But Ramos is a full, independent and regular federal court district judge who - at least prior to viewing the intelligence at stake - even expressed skepticism at the state’s desire to intervene.
Will critics still say he’s been hoodwinked? That brings us to what the court did not say – an angle that, perplexingly, few seem interested in considering.
Sources familiar with such national security issues have discussed a number of hypothetical scenarios with The Jerusalem Post regarding how the state-secrets privilege could be relevant to the case.
One paradigm would be the A. Q. Khan model – the busting of the worst clandestine nuclear proliferation network in decades.
In the Khan case, the government delayed cases and prosecutions, both before and after Khan was busted. They intentionally left parts of the network in play until they had more comprehensively uncovered it and could net more of it in a sting operation.
They even likely opposed prosecution of certain Khan associates after his arrest, which many have presumed was to protect those Khan associates who had become CIA informers.
UANI’s campaign against Restis’s doing business with Iran could be based on similar intelligence and a desire to protect similar sources or undercover informants.
Whether UANI could have gotten a tip from or given a tip to US intelligence, the bottom- line is that exposing the basis of the group’s accusations against Restis’s Iran business dealings might hamper continued intelligence-gathering or jeopardize intelligence assets.
In another hypothetical, UANI could have gotten a tip from or tipped off foreign intelligence agencies of US allies, or been a conduit of intelligence- sharing with US intelligence allies.
Sometimes getting intelligence in a closed country like Iran requires unconventional models of cooperation, and it’s possible that revealing the basis of UANI’s accusations against Restis would unravel those circles.

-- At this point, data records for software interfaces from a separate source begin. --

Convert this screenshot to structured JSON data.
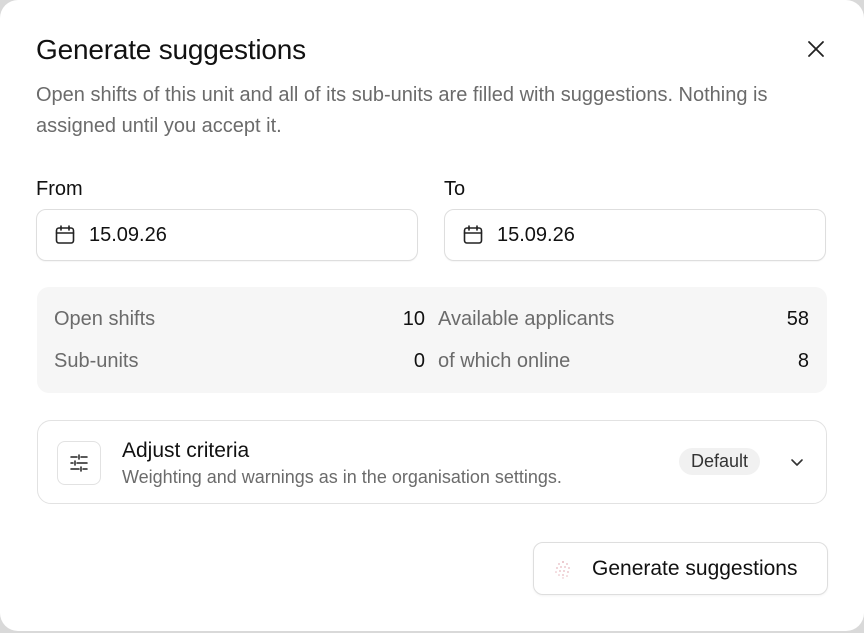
{
  "dialog": {
    "title": "Generate suggestions",
    "description": "Open shifts of this unit and all of its sub-units are filled with suggestions. Nothing is assigned until you accept it."
  },
  "icons": {
    "close": "close-icon",
    "calendar": "calendar-icon",
    "sliders": "sliders-icon",
    "chevron": "chevron-down-icon",
    "sparkle": "sparkle-icon"
  },
  "dates": {
    "from_label": "From",
    "from_value": "15.09.26",
    "to_label": "To",
    "to_value": "15.09.26"
  },
  "stats": {
    "open_shifts_label": "Open shifts",
    "open_shifts_value": "10",
    "sub_units_label": "Sub-units",
    "sub_units_value": "0",
    "available_label": "Available applicants",
    "available_value": "58",
    "online_label": "of which online",
    "online_value": "8"
  },
  "criteria": {
    "title": "Adjust criteria",
    "subtitle": "Weighting and warnings as in the organisation settings.",
    "badge": "Default"
  },
  "actions": {
    "generate_label": "Generate suggestions"
  },
  "colors": {
    "muted_text": "#6b6b6b",
    "panel_bg": "#f6f6f6",
    "border": "#dedede"
  }
}
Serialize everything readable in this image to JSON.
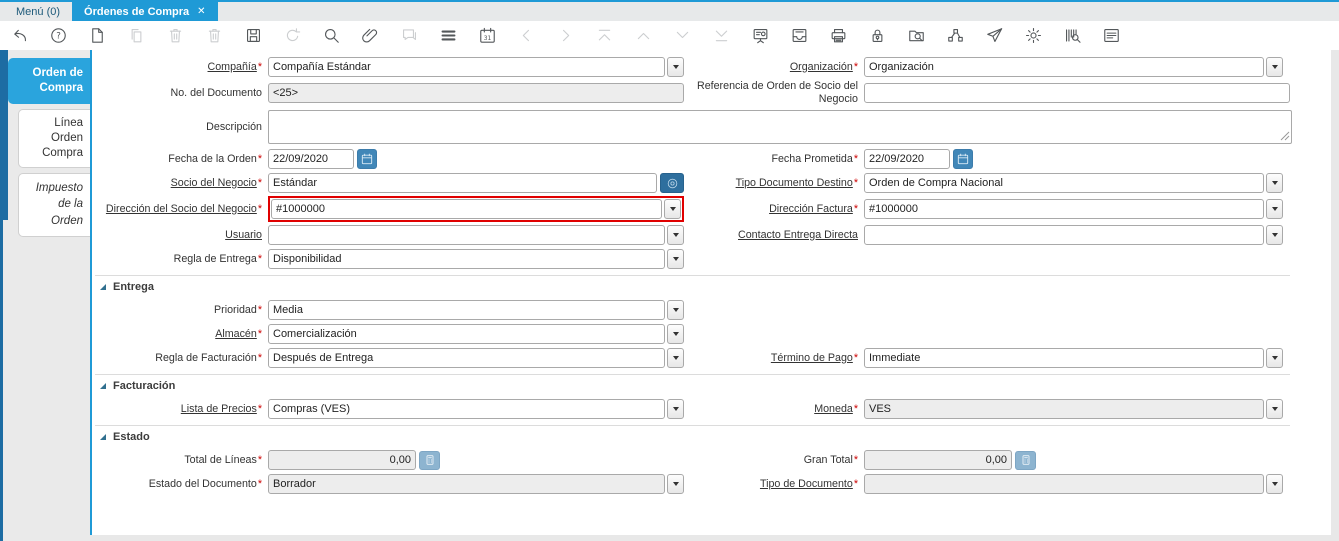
{
  "colors": {
    "accent": "#1f9ad6",
    "sidebar_accent": "#1d6ca3",
    "active_sidebar_tab": "#2aa4dd",
    "required_asterisk": "#cc0000",
    "focus_border": "#e00000",
    "readonly_field": "#ededed"
  },
  "icons": {
    "close": "✕"
  },
  "window_tabs": {
    "menu": {
      "label": "Menú (0)"
    },
    "active": {
      "label": "Órdenes de Compra"
    }
  },
  "toolbar": {
    "items": [
      {
        "icon": "undo",
        "disabled": false
      },
      {
        "icon": "help",
        "disabled": false
      },
      {
        "icon": "new-record",
        "disabled": false
      },
      {
        "icon": "copy-record",
        "disabled": true
      },
      {
        "icon": "delete-record",
        "disabled": true
      },
      {
        "icon": "delete-selection",
        "disabled": true
      },
      {
        "icon": "save",
        "disabled": false
      },
      {
        "icon": "refresh",
        "disabled": true
      },
      {
        "icon": "find",
        "disabled": false
      },
      {
        "icon": "attachment",
        "disabled": false
      },
      {
        "icon": "chat",
        "disabled": true
      },
      {
        "icon": "grid-toggle",
        "disabled": false
      },
      {
        "icon": "calendar",
        "disabled": false
      },
      {
        "icon": "nav-previous",
        "disabled": true
      },
      {
        "icon": "nav-next",
        "disabled": true
      },
      {
        "icon": "nav-first",
        "disabled": true
      },
      {
        "icon": "nav-up",
        "disabled": true
      },
      {
        "icon": "nav-down",
        "disabled": true
      },
      {
        "icon": "nav-last",
        "disabled": true
      },
      {
        "icon": "report",
        "disabled": false
      },
      {
        "icon": "archive",
        "disabled": false
      },
      {
        "icon": "print",
        "disabled": false
      },
      {
        "icon": "lock",
        "disabled": false
      },
      {
        "icon": "zoom-across",
        "disabled": false
      },
      {
        "icon": "workflow",
        "disabled": false
      },
      {
        "icon": "send-mail",
        "disabled": false
      },
      {
        "icon": "preferences",
        "disabled": false
      },
      {
        "icon": "product-info",
        "disabled": false
      },
      {
        "icon": "quick-form",
        "disabled": false
      }
    ]
  },
  "sidebar": {
    "tabs": [
      {
        "label": "Orden de Compra",
        "active": true
      },
      {
        "label": "Línea Orden Compra",
        "active": false
      },
      {
        "label": "Impuesto de la Orden",
        "active": false
      }
    ]
  },
  "form": {
    "required_marker": "*",
    "sections": {
      "entrega": "Entrega",
      "facturacion": "Facturación",
      "estado": "Estado"
    },
    "fields": {
      "compania": {
        "label": "Compañía",
        "value": "Compañía Estándar"
      },
      "organizacion": {
        "label": "Organización",
        "value": "Organización"
      },
      "no_documento": {
        "label": "No. del Documento",
        "value": "<25>"
      },
      "referencia": {
        "label": "Referencia de Orden de Socio del Negocio",
        "value": ""
      },
      "descripcion": {
        "label": "Descripción",
        "value": ""
      },
      "fecha_orden": {
        "label": "Fecha de la Orden",
        "value": "22/09/2020"
      },
      "fecha_prometida": {
        "label": "Fecha Prometida",
        "value": "22/09/2020"
      },
      "socio": {
        "label": "Socio del Negocio",
        "value": "Estándar"
      },
      "tipo_doc_destino": {
        "label": "Tipo Documento Destino",
        "value": "Orden de Compra Nacional"
      },
      "direccion_socio": {
        "label": "Dirección del Socio del Negocio",
        "value": "#1000000"
      },
      "direccion_factura": {
        "label": "Dirección Factura",
        "value": "#1000000"
      },
      "usuario": {
        "label": "Usuario",
        "value": ""
      },
      "contacto": {
        "label": "Contacto Entrega Directa",
        "value": ""
      },
      "regla_entrega": {
        "label": "Regla de Entrega",
        "value": "Disponibilidad"
      },
      "prioridad": {
        "label": "Prioridad",
        "value": "Media"
      },
      "almacen": {
        "label": "Almacén",
        "value": "Comercialización"
      },
      "regla_facturacion": {
        "label": "Regla de Facturación",
        "value": "Después de Entrega"
      },
      "termino_pago": {
        "label": "Término de Pago",
        "value": "Immediate"
      },
      "lista_precios": {
        "label": "Lista de Precios",
        "value": "Compras (VES)"
      },
      "moneda": {
        "label": "Moneda",
        "value": "VES"
      },
      "total_lineas": {
        "label": "Total de Líneas",
        "value": "0,00"
      },
      "gran_total": {
        "label": "Gran Total",
        "value": "0,00"
      },
      "estado_documento": {
        "label": "Estado del Documento",
        "value": "Borrador"
      },
      "tipo_documento": {
        "label": "Tipo de Documento",
        "value": ""
      }
    }
  }
}
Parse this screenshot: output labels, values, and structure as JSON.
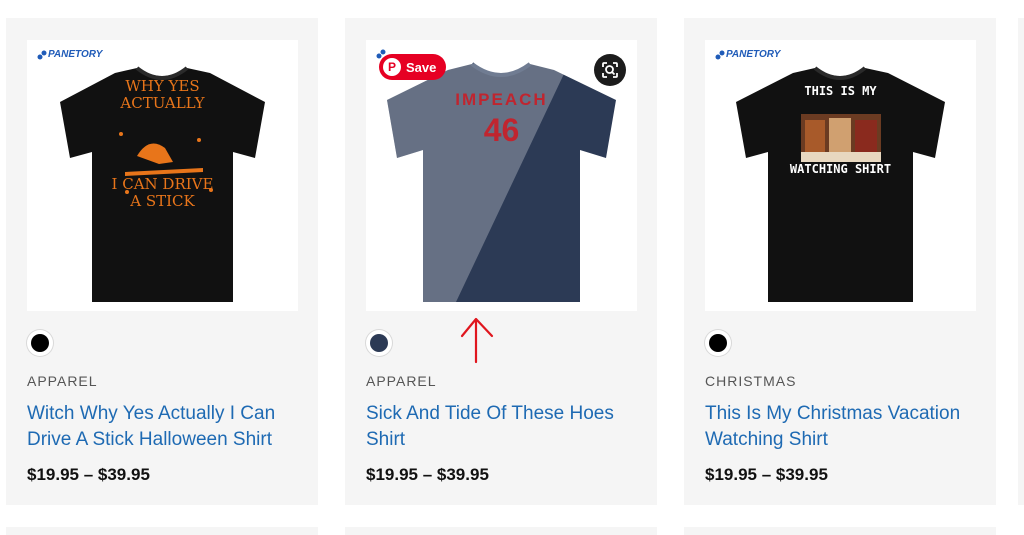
{
  "colors": {
    "card_bg": "#f5f5f5",
    "title_link": "#1e6ab3",
    "pinterest_red": "#e60023",
    "brand_blue": "#1f5bb8",
    "annotation_red": "#e0161e"
  },
  "products": [
    {
      "brand": "PANETORY",
      "shirt_lines": [
        "WHY YES",
        "ACTUALLY",
        "I CAN DRIVE",
        "A STICK"
      ],
      "shirt_color": "#111111",
      "swatch_color": "#000000",
      "category": "APPAREL",
      "title": "Witch Why Yes Actually I Can Drive A Stick Halloween Shirt",
      "price": "$19.95 – $39.95"
    },
    {
      "brand": "",
      "shirt_lines": [
        "IMPEACH",
        "46"
      ],
      "shirt_color": "#2c3a55",
      "swatch_color": "#2c3a55",
      "category": "APPAREL",
      "title": "Sick And Tide Of These Hoes Shirt",
      "price": "$19.95 – $39.95",
      "save_label": "Save",
      "pin_icon_glyph": "P",
      "lens_icon": "visual-search-icon"
    },
    {
      "brand": "PANETORY",
      "shirt_lines": [
        "THIS IS MY",
        "WATCHING SHIRT"
      ],
      "shirt_color": "#111111",
      "swatch_color": "#000000",
      "category": "CHRISTMAS",
      "title": "This Is My Christmas Vacation Watching Shirt",
      "price": "$19.95 – $39.95"
    }
  ]
}
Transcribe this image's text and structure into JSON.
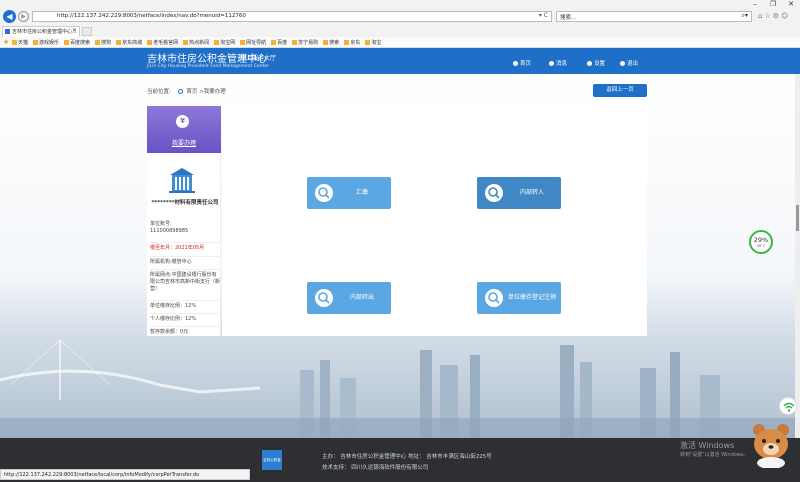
{
  "browser": {
    "url": "http://122.137.242.229:8003/netface/index/nav.do?menuid=112760",
    "search_placeholder": "搜索...",
    "tab_title": "吉林市住房公积金管理中心...",
    "favorites": [
      "天猫",
      "游戏娱乐",
      "百度搜索",
      "搜狗",
      "京东商城",
      "老毛桃官网",
      "热点新闻",
      "淘宝网",
      "网址导航",
      "百度",
      "苏宁易购",
      "搜索",
      "京东",
      "淘宝"
    ]
  },
  "header": {
    "title": "吉林市住房公积金管理中心",
    "subtitle": "网上服务大厅",
    "title_en": "JiLin City Housing Provident Fund Management Center",
    "nav": [
      "首页",
      "消息",
      "设置",
      "退出"
    ]
  },
  "breadcrumb": {
    "prefix": "当前位置:",
    "home": "首页",
    "current": ">我要办理"
  },
  "back_button": "返回上一页",
  "sidebar": {
    "heading": "我要办理",
    "company": "********材料有限责任公司",
    "unit_account_label": "单位账号:",
    "unit_account": "111000898985",
    "deadline": "缴至年月：2021年05月",
    "agency": "所属机构:缴管中心",
    "bank": "所属网点:中国建设银行股份有限公司吉林市高新中街支行（新营）",
    "unit_rate": "单位缴存比例：12%",
    "personal_rate": "个人缴存比例：12%",
    "suspended": "暂存款余额：0元"
  },
  "actions": [
    {
      "label": "汇缴",
      "icon": "search-icon"
    },
    {
      "label": "内部转入",
      "icon": "search-icon"
    },
    {
      "label": "内部转出",
      "icon": "search-icon"
    },
    {
      "label": "单位缴存登记注销",
      "icon": "search-icon"
    }
  ],
  "gauge": {
    "percent": "29%",
    "temp": "48°C"
  },
  "footer": {
    "host": "主办：  吉林市住房公积金管理中心  地址：  吉林市丰满区海山街225号",
    "support": "技术支持：  四川久远银海软件股份有限公司",
    "logo_text": "吉林公积金"
  },
  "status_url": "http://122.137.242.229:8003/netface/local/corp/infoModify/corpPerTransfer.do",
  "watermark": {
    "line1": "激活 Windows",
    "line2": "转到\"设置\"以激活 Windows。"
  }
}
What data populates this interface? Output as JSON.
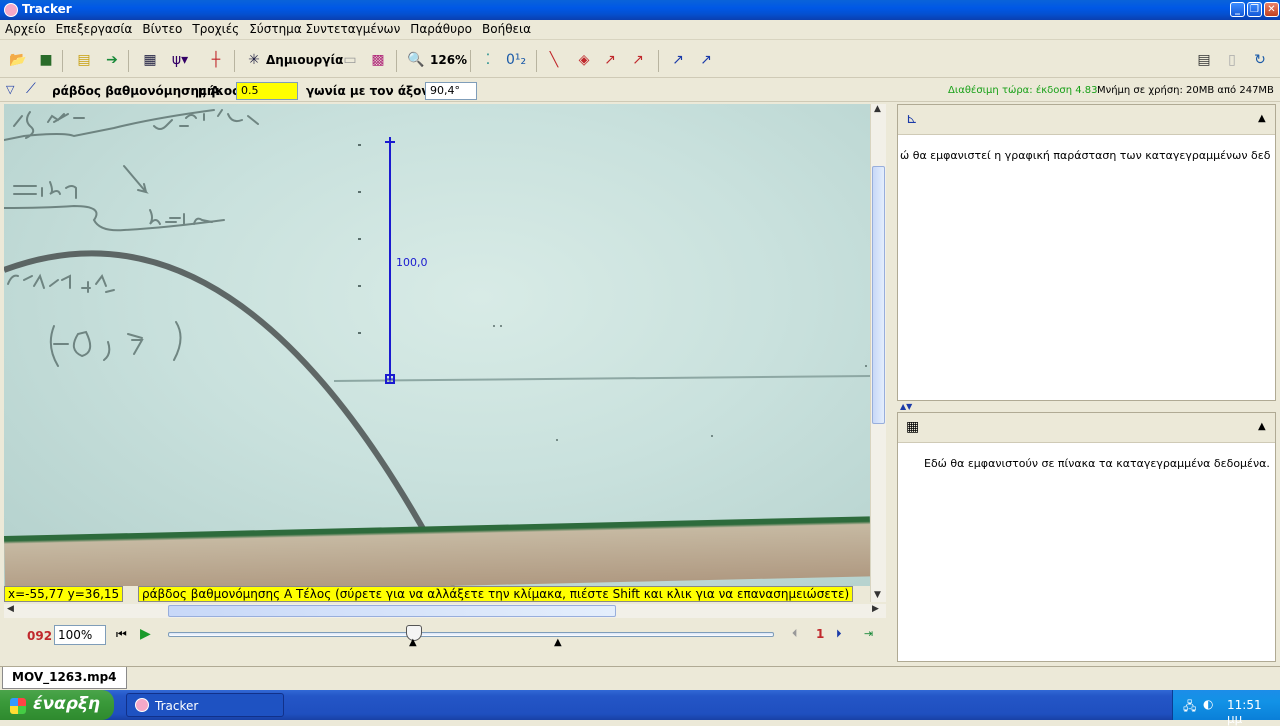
{
  "window": {
    "title": "Tracker"
  },
  "menu": [
    "Αρχείο",
    "Επεξεργασία",
    "Βίντεο",
    "Τροχιές",
    "Σύστημα Συντεταγμένων",
    "Παράθυρο",
    "Βοήθεια"
  ],
  "toolbar": {
    "create_label": "Δημιουργία",
    "zoom_label": "126%"
  },
  "track": {
    "name": "ράβδος βαθμονόμησης Α",
    "length_label": "μήκος",
    "length_value": "0.5",
    "angle_label": "γωνία με τον άξονα x",
    "angle_value": "90,4°",
    "update_notice": "Διαθέσιμη τώρα: έκδοση 4.83",
    "memory": "Μνήμη σε χρήση: 20MB από 247MB"
  },
  "video": {
    "stick_label": "100,0",
    "coords": "x=-55,77  y=36,15",
    "status": "ράβδος βαθμονόμησης Α Τέλος (σύρετε για να αλλάξετε την κλίμακα, πιέστε Shift και κλικ για να επανασημειώσετε)"
  },
  "player": {
    "frame": "092",
    "rate": "100%",
    "step": "1",
    "position": 0.41
  },
  "panels": {
    "plot_msg": "ώ θα εμφανιστεί η γραφική παράσταση των καταγεγραμμένων δεδομένων",
    "table_msg": "Εδώ θα εμφανιστούν σε πίνακα τα καταγεγραμμένα δεδομένα."
  },
  "tabs": [
    "MOV_1263.mp4"
  ],
  "taskbar": {
    "start": "έναρξη",
    "task": "Tracker",
    "clock": "11:51 μμ"
  }
}
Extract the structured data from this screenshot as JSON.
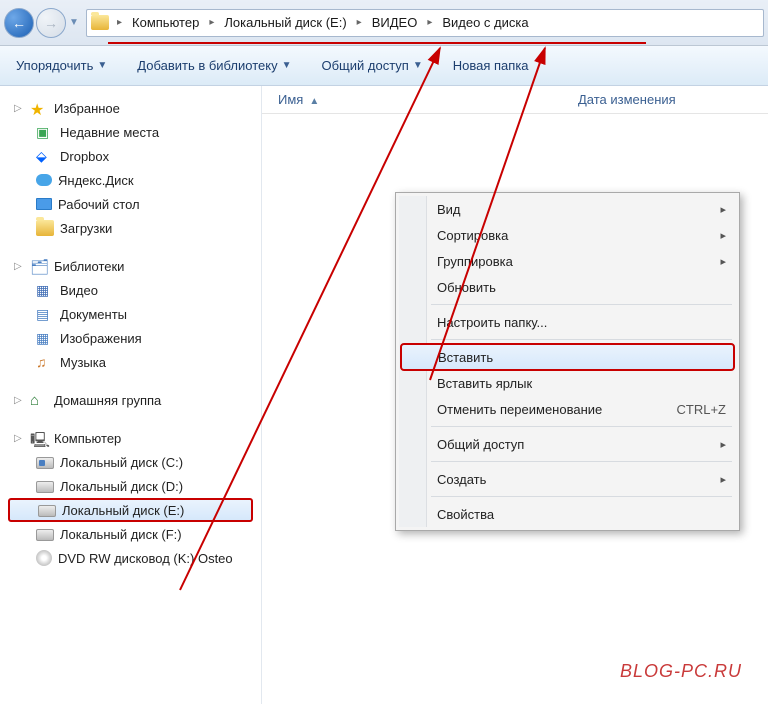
{
  "nav": {
    "back_glyph": "←",
    "fwd_glyph": "→",
    "drop_glyph": "▼"
  },
  "breadcrumb": {
    "sep": "▸",
    "items": [
      "Компьютер",
      "Локальный диск (E:)",
      "ВИДЕО",
      "Видео с диска"
    ]
  },
  "toolbar": {
    "organize": "Упорядочить",
    "addlib": "Добавить в библиотеку",
    "share": "Общий доступ",
    "newfolder": "Новая папка",
    "drop": "▼"
  },
  "columns": {
    "name": "Имя",
    "date": "Дата изменения",
    "sort": "▲"
  },
  "sidebar": {
    "favorites": "Избранное",
    "fav_items": [
      "Недавние места",
      "Dropbox",
      "Яндекс.Диск",
      "Рабочий стол",
      "Загрузки"
    ],
    "libraries": "Библиотеки",
    "lib_items": [
      "Видео",
      "Документы",
      "Изображения",
      "Музыка"
    ],
    "homegroup": "Домашняя группа",
    "computer": "Компьютер",
    "drives": [
      "Локальный диск (C:)",
      "Локальный диск (D:)",
      "Локальный диск (E:)",
      "Локальный диск (F:)",
      "DVD RW дисковод (K:) Osteo"
    ]
  },
  "context": {
    "view": "Вид",
    "sort": "Сортировка",
    "group": "Группировка",
    "refresh": "Обновить",
    "customize": "Настроить папку...",
    "paste": "Вставить",
    "paste_shortcut": "Вставить ярлык",
    "undo_rename": "Отменить переименование",
    "undo_accel": "CTRL+Z",
    "share": "Общий доступ",
    "new": "Создать",
    "props": "Свойства",
    "arrow": "▸"
  },
  "watermark": "BLOG-PC.RU"
}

Some have criticized the idea that the US might use an NGO like UANI to accomplish national security goals. Yet some of the best intelligence successes, including the operation to undermine Iran’s nuclear weapons program with sabotaged parts, have been accomplished by cooperating private German companies.
For that reason, Ramos noted that this was not, as many claim, the first time the US had asked to exercise the secrecy privilege on behalf of a private party like UANI, but the fifth time; he cited four prior cases.
The court also specifically said that even naming the US agency that had asked to block the case could jeopardize national security.
This could certainly support the theory of foreign intelligence allies being involved, since revealing which foreign countries the US is cooperating with could jeopardize that cooperation.
All of this is speculative, of course, and maybe people really will look back on this case as another win for “big brother,” the poking of another hole in freedom and transparency.
Then again, there do seem to be terrorists in the world at present – ISIS, Iran’s Revolutionary Guard Corps, Hezbollah, Hamas and a range of others – so maybe the government and the court actually were trying to protect national security.